NASCAR Not for Sale After All

The France family isn't looking to sell its racing sanctioning body. Instead, minority investors are being sought.

Monster Energy NASCAR Cup Series Awards
Jonathan Ferrey—Getty Images

A majority stake in NASCAR is not for sale, after all, according to a report from Forbes Wednesday. A report from Reuters in May claimed that members of the France family, who own majority control of the most popular stock-car racing sanctioning body in the U.S., had met with Goldman Sachs to explore options that included the sale of a majority stake, citing three unnamed sources. But, according to the Forbes report, minority investors are being sought.

NASCAR, founded by Bill France Sr. and later led by his son Bill France Jr., now is led by France Jr.’s son Brian France in the position of Chairman and CEO, but according to court documents related to Brian France’s separation from his now-ex-wife in 2007, he does not have an ownership stake in NASCAR. The sanctioning body’s only listed owners are Jim France, France Sr.’s son, and Lesa France Kennedy, France Jr.’s daughter.

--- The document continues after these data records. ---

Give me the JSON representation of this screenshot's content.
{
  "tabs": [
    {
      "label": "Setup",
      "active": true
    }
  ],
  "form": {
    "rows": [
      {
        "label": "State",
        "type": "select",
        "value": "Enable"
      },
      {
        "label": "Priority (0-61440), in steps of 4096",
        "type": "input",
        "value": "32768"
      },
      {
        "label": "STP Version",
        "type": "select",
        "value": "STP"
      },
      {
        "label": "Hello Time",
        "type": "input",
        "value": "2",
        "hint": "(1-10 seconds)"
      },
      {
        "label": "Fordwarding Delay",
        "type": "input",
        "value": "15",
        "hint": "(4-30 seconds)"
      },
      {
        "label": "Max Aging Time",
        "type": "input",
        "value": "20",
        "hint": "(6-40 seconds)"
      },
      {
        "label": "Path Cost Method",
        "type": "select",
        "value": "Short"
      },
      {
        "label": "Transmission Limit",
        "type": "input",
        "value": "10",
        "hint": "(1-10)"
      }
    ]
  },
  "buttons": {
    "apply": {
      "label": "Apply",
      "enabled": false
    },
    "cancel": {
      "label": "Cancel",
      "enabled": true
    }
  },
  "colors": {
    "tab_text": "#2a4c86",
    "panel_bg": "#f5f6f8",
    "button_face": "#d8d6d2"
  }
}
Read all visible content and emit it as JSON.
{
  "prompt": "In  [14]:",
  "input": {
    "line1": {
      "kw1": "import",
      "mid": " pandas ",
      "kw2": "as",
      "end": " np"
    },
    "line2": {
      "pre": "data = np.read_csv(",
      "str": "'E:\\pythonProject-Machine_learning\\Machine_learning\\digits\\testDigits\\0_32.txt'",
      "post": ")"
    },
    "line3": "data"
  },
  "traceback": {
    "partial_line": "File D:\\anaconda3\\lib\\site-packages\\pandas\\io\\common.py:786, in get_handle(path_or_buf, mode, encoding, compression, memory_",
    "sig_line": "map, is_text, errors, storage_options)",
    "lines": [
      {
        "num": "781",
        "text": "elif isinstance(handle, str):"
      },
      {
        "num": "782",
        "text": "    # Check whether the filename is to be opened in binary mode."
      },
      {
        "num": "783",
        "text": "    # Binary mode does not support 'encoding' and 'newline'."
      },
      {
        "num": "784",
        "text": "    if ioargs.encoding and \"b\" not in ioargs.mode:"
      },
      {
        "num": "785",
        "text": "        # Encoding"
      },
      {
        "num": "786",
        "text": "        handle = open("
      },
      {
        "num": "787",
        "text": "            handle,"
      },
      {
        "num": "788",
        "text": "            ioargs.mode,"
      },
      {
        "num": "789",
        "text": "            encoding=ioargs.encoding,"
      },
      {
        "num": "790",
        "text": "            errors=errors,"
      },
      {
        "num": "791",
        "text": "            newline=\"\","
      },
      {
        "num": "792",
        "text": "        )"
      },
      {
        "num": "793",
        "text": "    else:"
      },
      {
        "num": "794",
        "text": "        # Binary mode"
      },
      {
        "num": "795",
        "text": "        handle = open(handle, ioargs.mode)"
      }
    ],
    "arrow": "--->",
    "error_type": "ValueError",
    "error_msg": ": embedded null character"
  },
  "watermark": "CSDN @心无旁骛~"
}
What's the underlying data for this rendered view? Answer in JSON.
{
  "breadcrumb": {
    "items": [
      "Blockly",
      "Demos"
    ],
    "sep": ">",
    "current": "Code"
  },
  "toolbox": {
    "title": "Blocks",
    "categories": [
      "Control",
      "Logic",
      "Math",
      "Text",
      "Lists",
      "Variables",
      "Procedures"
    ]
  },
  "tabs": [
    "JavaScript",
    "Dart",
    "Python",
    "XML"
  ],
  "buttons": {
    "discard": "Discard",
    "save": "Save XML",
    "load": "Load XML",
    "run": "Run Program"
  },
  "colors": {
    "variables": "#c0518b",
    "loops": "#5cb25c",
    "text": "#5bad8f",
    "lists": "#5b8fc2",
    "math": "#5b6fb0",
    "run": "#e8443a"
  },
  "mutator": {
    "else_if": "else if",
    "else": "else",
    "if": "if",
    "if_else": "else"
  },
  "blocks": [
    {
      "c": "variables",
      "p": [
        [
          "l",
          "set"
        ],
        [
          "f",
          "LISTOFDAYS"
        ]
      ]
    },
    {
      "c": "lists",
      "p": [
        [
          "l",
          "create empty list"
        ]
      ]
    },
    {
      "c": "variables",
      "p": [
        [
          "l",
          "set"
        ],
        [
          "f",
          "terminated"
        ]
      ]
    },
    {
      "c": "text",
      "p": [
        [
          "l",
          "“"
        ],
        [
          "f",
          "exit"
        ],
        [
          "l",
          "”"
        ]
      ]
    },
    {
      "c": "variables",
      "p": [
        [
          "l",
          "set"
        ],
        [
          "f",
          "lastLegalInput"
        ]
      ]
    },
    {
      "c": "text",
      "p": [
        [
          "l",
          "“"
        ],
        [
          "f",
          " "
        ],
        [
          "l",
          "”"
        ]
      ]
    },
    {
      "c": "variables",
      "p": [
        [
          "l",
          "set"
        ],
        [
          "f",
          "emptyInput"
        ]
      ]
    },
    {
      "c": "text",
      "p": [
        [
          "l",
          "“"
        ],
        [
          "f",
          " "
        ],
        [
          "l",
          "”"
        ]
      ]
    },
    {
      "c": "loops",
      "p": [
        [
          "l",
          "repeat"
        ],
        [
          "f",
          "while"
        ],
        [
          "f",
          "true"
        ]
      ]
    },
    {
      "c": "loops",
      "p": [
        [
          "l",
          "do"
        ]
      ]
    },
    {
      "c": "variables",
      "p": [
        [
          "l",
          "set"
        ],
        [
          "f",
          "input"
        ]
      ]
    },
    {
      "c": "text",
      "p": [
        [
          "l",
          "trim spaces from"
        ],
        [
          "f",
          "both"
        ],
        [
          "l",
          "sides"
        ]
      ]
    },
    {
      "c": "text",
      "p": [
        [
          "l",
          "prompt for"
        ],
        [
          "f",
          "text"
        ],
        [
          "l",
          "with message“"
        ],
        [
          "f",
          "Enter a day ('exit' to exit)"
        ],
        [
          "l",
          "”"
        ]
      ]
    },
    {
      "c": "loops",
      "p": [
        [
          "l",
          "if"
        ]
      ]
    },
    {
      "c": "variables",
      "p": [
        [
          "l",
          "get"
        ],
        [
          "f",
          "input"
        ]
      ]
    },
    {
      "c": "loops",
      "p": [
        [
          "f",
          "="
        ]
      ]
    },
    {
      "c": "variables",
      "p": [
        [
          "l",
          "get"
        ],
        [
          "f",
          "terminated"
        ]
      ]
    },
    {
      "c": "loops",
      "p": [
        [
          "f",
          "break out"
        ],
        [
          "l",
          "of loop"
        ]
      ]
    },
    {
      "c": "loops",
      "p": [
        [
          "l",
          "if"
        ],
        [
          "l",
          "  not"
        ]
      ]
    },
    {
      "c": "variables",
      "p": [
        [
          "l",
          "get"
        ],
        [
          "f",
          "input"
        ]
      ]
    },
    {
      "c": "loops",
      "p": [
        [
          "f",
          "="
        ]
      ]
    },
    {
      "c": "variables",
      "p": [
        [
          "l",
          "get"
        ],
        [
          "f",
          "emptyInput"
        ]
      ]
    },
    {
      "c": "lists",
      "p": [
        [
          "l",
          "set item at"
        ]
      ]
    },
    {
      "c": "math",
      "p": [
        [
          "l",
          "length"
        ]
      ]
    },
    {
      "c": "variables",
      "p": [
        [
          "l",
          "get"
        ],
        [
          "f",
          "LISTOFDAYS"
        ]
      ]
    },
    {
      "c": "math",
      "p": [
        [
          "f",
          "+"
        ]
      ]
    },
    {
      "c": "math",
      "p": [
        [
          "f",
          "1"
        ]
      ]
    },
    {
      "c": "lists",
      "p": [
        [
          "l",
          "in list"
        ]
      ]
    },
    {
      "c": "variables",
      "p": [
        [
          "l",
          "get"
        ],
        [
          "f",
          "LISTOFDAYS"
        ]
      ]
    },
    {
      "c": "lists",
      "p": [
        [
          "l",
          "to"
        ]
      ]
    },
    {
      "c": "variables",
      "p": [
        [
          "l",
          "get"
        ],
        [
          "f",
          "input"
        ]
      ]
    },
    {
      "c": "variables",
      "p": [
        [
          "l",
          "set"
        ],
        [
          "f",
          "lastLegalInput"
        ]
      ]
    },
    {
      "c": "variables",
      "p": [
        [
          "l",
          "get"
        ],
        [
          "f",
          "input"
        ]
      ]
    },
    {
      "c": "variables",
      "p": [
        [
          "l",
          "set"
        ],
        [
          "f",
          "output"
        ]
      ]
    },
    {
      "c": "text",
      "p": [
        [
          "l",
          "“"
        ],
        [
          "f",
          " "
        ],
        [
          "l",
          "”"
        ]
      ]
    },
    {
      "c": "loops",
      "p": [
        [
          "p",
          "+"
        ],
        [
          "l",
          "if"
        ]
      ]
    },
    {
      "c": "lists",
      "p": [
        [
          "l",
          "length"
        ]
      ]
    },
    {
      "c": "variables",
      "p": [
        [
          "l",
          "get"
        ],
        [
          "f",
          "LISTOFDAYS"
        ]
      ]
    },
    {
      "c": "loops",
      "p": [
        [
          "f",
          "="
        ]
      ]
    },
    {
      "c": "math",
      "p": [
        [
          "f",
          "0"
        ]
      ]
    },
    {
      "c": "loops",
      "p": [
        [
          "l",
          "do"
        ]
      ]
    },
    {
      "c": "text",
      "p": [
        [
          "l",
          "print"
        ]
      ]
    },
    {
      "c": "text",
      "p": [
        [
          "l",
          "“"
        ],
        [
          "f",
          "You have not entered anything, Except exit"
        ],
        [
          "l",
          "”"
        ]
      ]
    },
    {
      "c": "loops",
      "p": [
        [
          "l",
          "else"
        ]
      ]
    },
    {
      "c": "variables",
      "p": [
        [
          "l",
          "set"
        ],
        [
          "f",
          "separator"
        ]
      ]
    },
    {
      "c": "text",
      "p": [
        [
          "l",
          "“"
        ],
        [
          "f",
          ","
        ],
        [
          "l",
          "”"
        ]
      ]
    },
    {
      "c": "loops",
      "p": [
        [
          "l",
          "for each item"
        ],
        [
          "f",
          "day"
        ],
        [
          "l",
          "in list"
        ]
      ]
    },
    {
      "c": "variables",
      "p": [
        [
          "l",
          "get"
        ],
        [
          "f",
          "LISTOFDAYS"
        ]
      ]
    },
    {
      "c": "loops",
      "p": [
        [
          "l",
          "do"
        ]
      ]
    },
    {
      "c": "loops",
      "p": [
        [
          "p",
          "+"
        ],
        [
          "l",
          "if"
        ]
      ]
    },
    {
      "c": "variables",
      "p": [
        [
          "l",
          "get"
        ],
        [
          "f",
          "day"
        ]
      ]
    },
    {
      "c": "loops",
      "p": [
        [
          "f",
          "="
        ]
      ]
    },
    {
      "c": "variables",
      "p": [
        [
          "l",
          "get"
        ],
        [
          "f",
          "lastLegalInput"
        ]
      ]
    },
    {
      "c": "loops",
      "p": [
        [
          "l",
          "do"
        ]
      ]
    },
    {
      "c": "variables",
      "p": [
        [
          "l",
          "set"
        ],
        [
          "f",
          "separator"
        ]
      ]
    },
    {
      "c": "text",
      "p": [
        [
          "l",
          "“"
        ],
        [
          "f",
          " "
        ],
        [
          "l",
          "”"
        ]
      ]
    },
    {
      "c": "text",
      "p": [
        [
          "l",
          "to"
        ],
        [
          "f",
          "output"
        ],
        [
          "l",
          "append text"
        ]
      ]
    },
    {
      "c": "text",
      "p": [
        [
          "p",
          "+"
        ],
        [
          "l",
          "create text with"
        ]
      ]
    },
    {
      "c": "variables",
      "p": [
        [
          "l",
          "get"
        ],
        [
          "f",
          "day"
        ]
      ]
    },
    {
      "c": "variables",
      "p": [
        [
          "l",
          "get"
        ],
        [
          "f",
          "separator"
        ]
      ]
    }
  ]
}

After the Reuters report of the potential sale, The Associated Press obtained a copy of a memo from NASCAR President Brent Dewar to NASCAR employees that stated the France family "remains dedicated to the long term growth of our sport” and that NASCAR didn’t comment on "industry rumors.”

Officials with the sanctioning body are mum on the topic of a search for investors.

The France family also owns and operates International Speedway Corporation, the parent company of several NASCAR-sanctioned tracks, including Auto Club Speedway in California; Chicagoland Speedway in Illinois; Darlington Raceway in South Carolina; Daytona International Speedway and Homestead-Miami Speedway in Florida; Martinsville Speedway and Richmond Raceway in Virginia; ISM Raceway in Arizona; Talladega Superspeedway in Alabama; Watkins Glen International in New York; Kansas Speedway; and Michigan International Speedway.

NASCAR recently announced its acquisition of the ARCA Racing Series, another sanctioning body for U.S. stock-car racing.

Race attendance and TV ratings have declined in recent years, and marquee names in the sport, including those of Jeff Gordon, Tony Stewart, and Dale Earnhardt Jr., have gone the way of retirement in the last three years. Monster Energy, the title sponsor of NASCAR’s premier series, recently renewed its sponsorship deal with NASCAR for only one year, carrying it through 2019, only the third year of the relationship. Upon the announcement of Monster’s one-year renewal, NASCAR said it was re-examing its sponsorship structure, and NASCAR Chief Operating Officer Steve Phelps said a relationship with Monster beyond 2019 was “highly unlikely."